▶ _ASSIGNED TASK_:
A verbatim copy of every entry is required. Produce it now.

▶ _EXERCISE INPUTS_:
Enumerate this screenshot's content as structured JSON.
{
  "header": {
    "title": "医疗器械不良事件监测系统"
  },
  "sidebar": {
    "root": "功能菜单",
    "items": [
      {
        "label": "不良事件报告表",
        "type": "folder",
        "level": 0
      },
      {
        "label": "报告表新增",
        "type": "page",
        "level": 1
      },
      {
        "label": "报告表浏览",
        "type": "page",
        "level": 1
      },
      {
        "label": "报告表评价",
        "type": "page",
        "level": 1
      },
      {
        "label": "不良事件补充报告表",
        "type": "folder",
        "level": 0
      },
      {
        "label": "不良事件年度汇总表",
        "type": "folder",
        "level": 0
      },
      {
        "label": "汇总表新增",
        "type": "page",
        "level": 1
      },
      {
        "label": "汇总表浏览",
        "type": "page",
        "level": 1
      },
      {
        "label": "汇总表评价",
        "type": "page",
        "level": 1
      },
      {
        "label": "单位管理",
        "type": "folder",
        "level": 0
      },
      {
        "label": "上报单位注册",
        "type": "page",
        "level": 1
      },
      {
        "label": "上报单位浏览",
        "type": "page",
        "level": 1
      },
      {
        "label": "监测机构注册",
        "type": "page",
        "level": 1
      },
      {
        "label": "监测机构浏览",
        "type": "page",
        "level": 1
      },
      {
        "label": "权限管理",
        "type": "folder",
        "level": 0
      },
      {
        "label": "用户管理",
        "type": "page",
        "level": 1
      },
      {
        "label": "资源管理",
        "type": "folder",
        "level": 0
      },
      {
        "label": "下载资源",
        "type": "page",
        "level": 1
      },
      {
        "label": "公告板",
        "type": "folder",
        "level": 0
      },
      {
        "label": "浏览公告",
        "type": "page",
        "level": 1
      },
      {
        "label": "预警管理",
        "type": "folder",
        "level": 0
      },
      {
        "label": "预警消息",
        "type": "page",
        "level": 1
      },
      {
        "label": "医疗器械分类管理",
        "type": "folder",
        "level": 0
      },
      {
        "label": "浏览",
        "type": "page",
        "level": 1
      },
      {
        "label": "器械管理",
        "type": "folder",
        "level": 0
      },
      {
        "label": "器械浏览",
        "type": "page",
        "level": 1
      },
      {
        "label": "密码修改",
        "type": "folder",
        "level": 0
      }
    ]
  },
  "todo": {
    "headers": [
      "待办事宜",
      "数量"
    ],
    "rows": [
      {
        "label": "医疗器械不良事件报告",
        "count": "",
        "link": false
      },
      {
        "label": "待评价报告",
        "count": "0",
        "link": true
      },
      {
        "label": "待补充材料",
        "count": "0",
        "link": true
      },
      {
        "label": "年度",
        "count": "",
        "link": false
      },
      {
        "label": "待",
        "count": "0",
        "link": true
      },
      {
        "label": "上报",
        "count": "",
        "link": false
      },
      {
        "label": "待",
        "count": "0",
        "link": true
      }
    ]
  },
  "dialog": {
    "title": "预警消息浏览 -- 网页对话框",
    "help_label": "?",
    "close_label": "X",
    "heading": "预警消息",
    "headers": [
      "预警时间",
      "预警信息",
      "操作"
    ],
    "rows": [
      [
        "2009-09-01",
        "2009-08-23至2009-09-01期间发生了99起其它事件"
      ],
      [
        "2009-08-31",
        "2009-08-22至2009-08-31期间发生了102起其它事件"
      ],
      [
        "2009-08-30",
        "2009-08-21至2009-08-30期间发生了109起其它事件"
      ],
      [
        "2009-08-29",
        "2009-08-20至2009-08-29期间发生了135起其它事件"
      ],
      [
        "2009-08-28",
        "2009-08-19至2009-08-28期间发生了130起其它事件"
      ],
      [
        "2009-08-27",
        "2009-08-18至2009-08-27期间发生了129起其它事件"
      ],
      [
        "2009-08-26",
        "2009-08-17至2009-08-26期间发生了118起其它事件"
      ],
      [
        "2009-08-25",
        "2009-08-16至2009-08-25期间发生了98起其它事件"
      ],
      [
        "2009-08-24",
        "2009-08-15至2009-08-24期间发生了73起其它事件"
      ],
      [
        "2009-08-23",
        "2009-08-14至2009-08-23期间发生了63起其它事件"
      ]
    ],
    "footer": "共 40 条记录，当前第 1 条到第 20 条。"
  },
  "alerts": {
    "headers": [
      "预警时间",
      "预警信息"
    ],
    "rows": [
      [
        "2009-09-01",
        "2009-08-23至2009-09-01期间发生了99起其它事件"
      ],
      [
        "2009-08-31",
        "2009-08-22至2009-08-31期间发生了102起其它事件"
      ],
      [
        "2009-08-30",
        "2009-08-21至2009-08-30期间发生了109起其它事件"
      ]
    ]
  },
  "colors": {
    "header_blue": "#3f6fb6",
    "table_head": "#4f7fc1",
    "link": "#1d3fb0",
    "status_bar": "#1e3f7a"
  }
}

▶ _ANSWER TO THE PROBLEM_:
Enumerate this screenshot's content as structured JSON.
{
  "header": {
    "title": "医疗器械不良事件监测系统"
  },
  "sidebar": {
    "root": "功能菜单",
    "items": [
      {
        "label": "不良事件报告表",
        "type": "folder",
        "level": 0
      },
      {
        "label": "报告表新增",
        "type": "page",
        "level": 1
      },
      {
        "label": "报告表浏览",
        "type": "page",
        "level": 1
      },
      {
        "label": "报告表评价",
        "type": "page",
        "level": 1
      },
      {
        "label": "不良事件补充报告表",
        "type": "folder",
        "level": 0
      },
      {
        "label": "不良事件年度汇总表",
        "type": "folder",
        "level": 0
      },
      {
        "label": "汇总表新增",
        "type": "page",
        "level": 1
      },
      {
        "label": "汇总表浏览",
        "type": "page",
        "level": 1
      },
      {
        "label": "汇总表评价",
        "type": "page",
        "level": 1
      },
      {
        "label": "单位管理",
        "type": "folder",
        "level": 0
      },
      {
        "label": "上报单位注册",
        "type": "page",
        "level": 1
      },
      {
        "label": "上报单位浏览",
        "type": "page",
        "level": 1
      },
      {
        "label": "监测机构注册",
        "type": "page",
        "level": 1
      },
      {
        "label": "监测机构浏览",
        "type": "page",
        "level": 1
      },
      {
        "label": "权限管理",
        "type": "folder",
        "level": 0
      },
      {
        "label": "用户管理",
        "type": "page",
        "level": 1
      },
      {
        "label": "资源管理",
        "type": "folder",
        "level": 0
      },
      {
        "label": "下载资源",
        "type": "page",
        "level": 1
      },
      {
        "label": "公告板",
        "type": "folder",
        "level": 0
      },
      {
        "label": "浏览公告",
        "type": "page",
        "level": 1
      },
      {
        "label": "预警管理",
        "type": "folder",
        "level": 0
      },
      {
        "label": "预警消息",
        "type": "page",
        "level": 1
      },
      {
        "label": "医疗器械分类管理",
        "type": "folder",
        "level": 0
      },
      {
        "label": "浏览",
        "type": "page",
        "level": 1
      },
      {
        "label": "器械管理",
        "type": "folder",
        "level": 0
      },
      {
        "label": "器械浏览",
        "type": "page",
        "level": 1
      },
      {
        "label": "密码修改",
        "type": "folder",
        "level": 0
      }
    ]
  },
  "todo": {
    "headers": [
      "待办事宜",
      "数量"
    ],
    "rows": [
      {
        "label": "医疗器械不良事件报告",
        "count": "",
        "link": false
      },
      {
        "label": "待评价报告",
        "count": "0",
        "link": true
      },
      {
        "label": "待补充材料",
        "count": "0",
        "link": true
      },
      {
        "label": "年度",
        "count": "",
        "link": false
      },
      {
        "label": "待",
        "count": "0",
        "link": true
      },
      {
        "label": "上报",
        "count": "",
        "link": false
      },
      {
        "label": "待",
        "count": "0",
        "link": true
      }
    ]
  },
  "dialog": {
    "title": "预警消息浏览 -- 网页对话框",
    "help_label": "?",
    "close_label": "X",
    "heading": "预警消息",
    "headers": [
      "预警时间",
      "预警信息",
      "操作"
    ],
    "rows": [
      [
        "2009-09-01",
        "2009-08-23至2009-09-01期间发生了99起其它事件"
      ],
      [
        "2009-08-31",
        "2009-08-22至2009-08-31期间发生了102起其它事件"
      ],
      [
        "2009-08-30",
        "2009-08-21至2009-08-30期间发生了109起其它事件"
      ],
      [
        "2009-08-29",
        "2009-08-20至2009-08-29期间发生了135起其它事件"
      ],
      [
        "2009-08-28",
        "2009-08-19至2009-08-28期间发生了130起其它事件"
      ],
      [
        "2009-08-27",
        "2009-08-18至2009-08-27期间发生了129起其它事件"
      ],
      [
        "2009-08-26",
        "2009-08-17至2009-08-26期间发生了118起其它事件"
      ],
      [
        "2009-08-25",
        "2009-08-16至2009-08-25期间发生了98起其它事件"
      ],
      [
        "2009-08-24",
        "2009-08-15至2009-08-24期间发生了73起其它事件"
      ],
      [
        "2009-08-23",
        "2009-08-14至2009-08-23期间发生了63起其它事件"
      ]
    ],
    "footer": "共 40 条记录，当前第 1 条到第 20 条。"
  },
  "alerts": {
    "headers": [
      "预警时间",
      "预警信息"
    ],
    "rows": [
      [
        "2009-09-01",
        "2009-08-23至2009-09-01期间发生了99起其它事件"
      ],
      [
        "2009-08-31",
        "2009-08-22至2009-08-31期间发生了102起其它事件"
      ],
      [
        "2009-08-30",
        "2009-08-21至2009-08-30期间发生了109起其它事件"
      ]
    ]
  },
  "colors": {
    "header_blue": "#3f6fb6",
    "table_head": "#4f7fc1",
    "link": "#1d3fb0",
    "status_bar": "#1e3f7a"
  }
}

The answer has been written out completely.